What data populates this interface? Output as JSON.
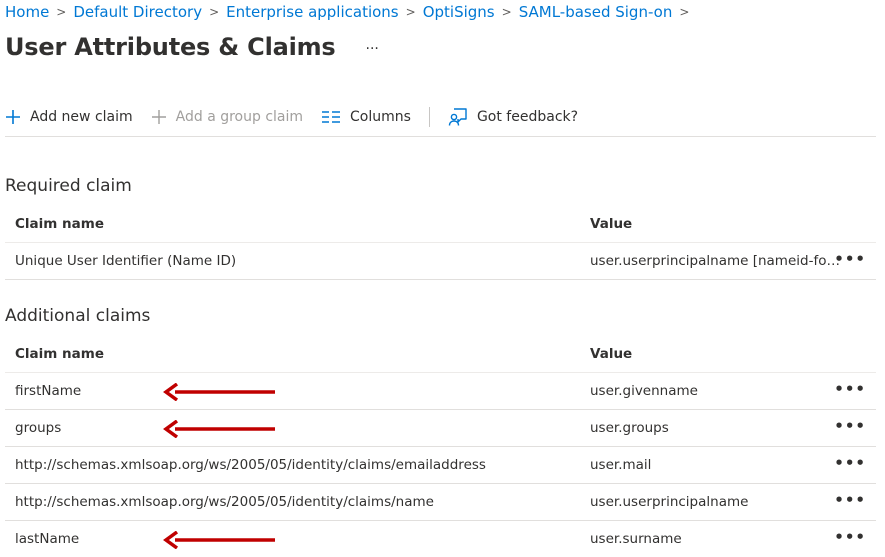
{
  "breadcrumb": {
    "items": [
      "Home",
      "Default Directory",
      "Enterprise applications",
      "OptiSigns",
      "SAML-based Sign-on"
    ],
    "separator": ">"
  },
  "page": {
    "title": "User Attributes & Claims",
    "more": "···"
  },
  "toolbar": {
    "add_claim": "Add new claim",
    "add_group_claim": "Add a group claim",
    "columns": "Columns",
    "feedback": "Got feedback?"
  },
  "required": {
    "title": "Required claim",
    "headers": {
      "name": "Claim name",
      "value": "Value"
    },
    "rows": [
      {
        "name": "Unique User Identifier (Name ID)",
        "value": "user.userprincipalname [nameid-for..."
      }
    ]
  },
  "additional": {
    "title": "Additional claims",
    "headers": {
      "name": "Claim name",
      "value": "Value"
    },
    "rows": [
      {
        "name": "firstName",
        "value": "user.givenname"
      },
      {
        "name": "groups",
        "value": "user.groups"
      },
      {
        "name": "http://schemas.xmlsoap.org/ws/2005/05/identity/claims/emailaddress",
        "value": "user.mail"
      },
      {
        "name": "http://schemas.xmlsoap.org/ws/2005/05/identity/claims/name",
        "value": "user.userprincipalname"
      },
      {
        "name": "lastName",
        "value": "user.surname"
      }
    ]
  },
  "row_more": "•••",
  "colors": {
    "link": "#0078d4",
    "annotation_arrow": "#c00000",
    "text": "#323130"
  },
  "icons": [
    "plus-icon",
    "columns-icon",
    "feedback-icon",
    "ellipsis-icon",
    "chevron-right-icon",
    "red-arrow-annotation"
  ]
}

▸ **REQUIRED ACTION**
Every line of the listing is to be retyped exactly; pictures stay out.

▸ **ANSWER TO THIS PROBLEM**
What data populates this interface? Output as JSON.
{
  "breadcrumb": {
    "items": [
      "Home",
      "Default Directory",
      "Enterprise applications",
      "OptiSigns",
      "SAML-based Sign-on"
    ],
    "separator": ">"
  },
  "page": {
    "title": "User Attributes & Claims",
    "more": "···"
  },
  "toolbar": {
    "add_claim": "Add new claim",
    "add_group_claim": "Add a group claim",
    "columns": "Columns",
    "feedback": "Got feedback?"
  },
  "required": {
    "title": "Required claim",
    "headers": {
      "name": "Claim name",
      "value": "Value"
    },
    "rows": [
      {
        "name": "Unique User Identifier (Name ID)",
        "value": "user.userprincipalname [nameid-for..."
      }
    ]
  },
  "additional": {
    "title": "Additional claims",
    "headers": {
      "name": "Claim name",
      "value": "Value"
    },
    "rows": [
      {
        "name": "firstName",
        "value": "user.givenname"
      },
      {
        "name": "groups",
        "value": "user.groups"
      },
      {
        "name": "http://schemas.xmlsoap.org/ws/2005/05/identity/claims/emailaddress",
        "value": "user.mail"
      },
      {
        "name": "http://schemas.xmlsoap.org/ws/2005/05/identity/claims/name",
        "value": "user.userprincipalname"
      },
      {
        "name": "lastName",
        "value": "user.surname"
      }
    ]
  },
  "row_more": "•••",
  "colors": {
    "link": "#0078d4",
    "annotation_arrow": "#c00000",
    "text": "#323130"
  },
  "icons": [
    "plus-icon",
    "columns-icon",
    "feedback-icon",
    "ellipsis-icon",
    "chevron-right-icon",
    "red-arrow-annotation"
  ]
}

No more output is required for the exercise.